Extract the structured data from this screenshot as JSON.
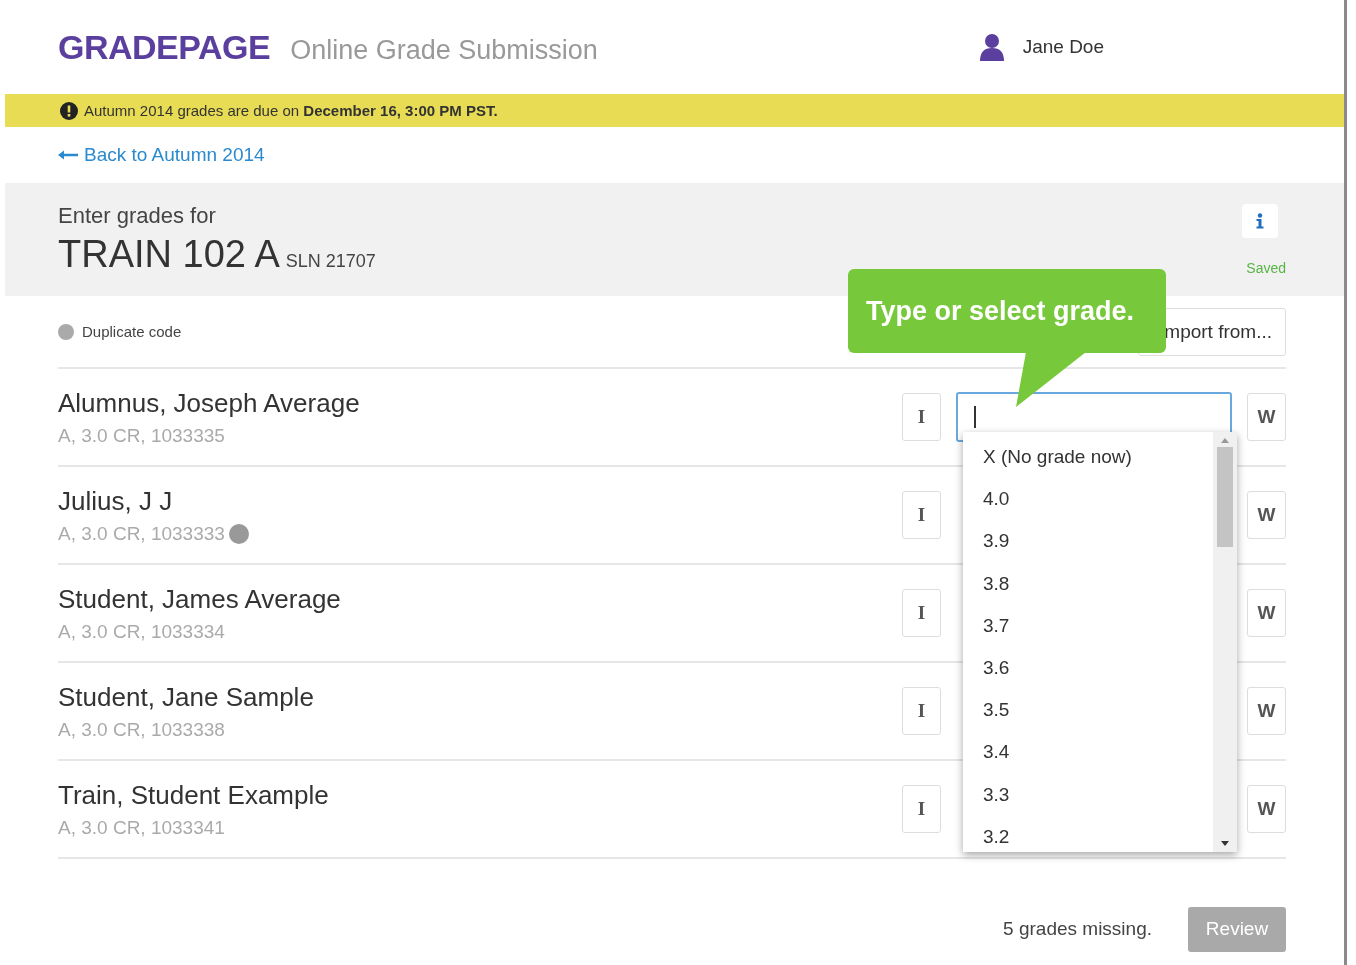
{
  "header": {
    "logo": "GRADEPAGE",
    "subtitle": "Online Grade Submission",
    "user": "Jane Doe"
  },
  "banner": {
    "text": "Autumn 2014 grades are due on **December 16, 3:00 PM PST.**"
  },
  "back_link": "Back to Autumn 2014",
  "course": {
    "prompt": "Enter grades for",
    "title": "TRAIN 102 A",
    "sln": "SLN 21707",
    "status": "Saved"
  },
  "legend": {
    "label": "Duplicate code"
  },
  "import_button": "mport from...",
  "tooltip": "Type or select grade.",
  "students": [
    {
      "name": "Alumnus, Joseph Average",
      "detail": "A, 3.0 CR, 1033335",
      "duplicate": false,
      "incomplete": "I",
      "writing": "W",
      "focused": true
    },
    {
      "name": "Julius, J J",
      "detail": "A, 3.0 CR, 1033333",
      "duplicate": true,
      "incomplete": "I",
      "writing": "W",
      "focused": false
    },
    {
      "name": "Student, James Average",
      "detail": "A, 3.0 CR, 1033334",
      "duplicate": false,
      "incomplete": "I",
      "writing": "W",
      "focused": false
    },
    {
      "name": "Student, Jane Sample",
      "detail": "A, 3.0 CR, 1033338",
      "duplicate": false,
      "incomplete": "I",
      "writing": "W",
      "focused": false
    },
    {
      "name": "Train, Student Example",
      "detail": "A, 3.0 CR, 1033341",
      "duplicate": false,
      "incomplete": "I",
      "writing": "W",
      "focused": false
    }
  ],
  "grade_options": [
    "X (No grade now)",
    "4.0",
    "3.9",
    "3.8",
    "3.7",
    "3.6",
    "3.5",
    "3.4",
    "3.3",
    "3.2"
  ],
  "footer": {
    "missing": "5 grades missing.",
    "review_button": "Review",
    "review_disabled": true
  }
}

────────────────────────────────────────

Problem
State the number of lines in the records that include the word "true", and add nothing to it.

Answer area
3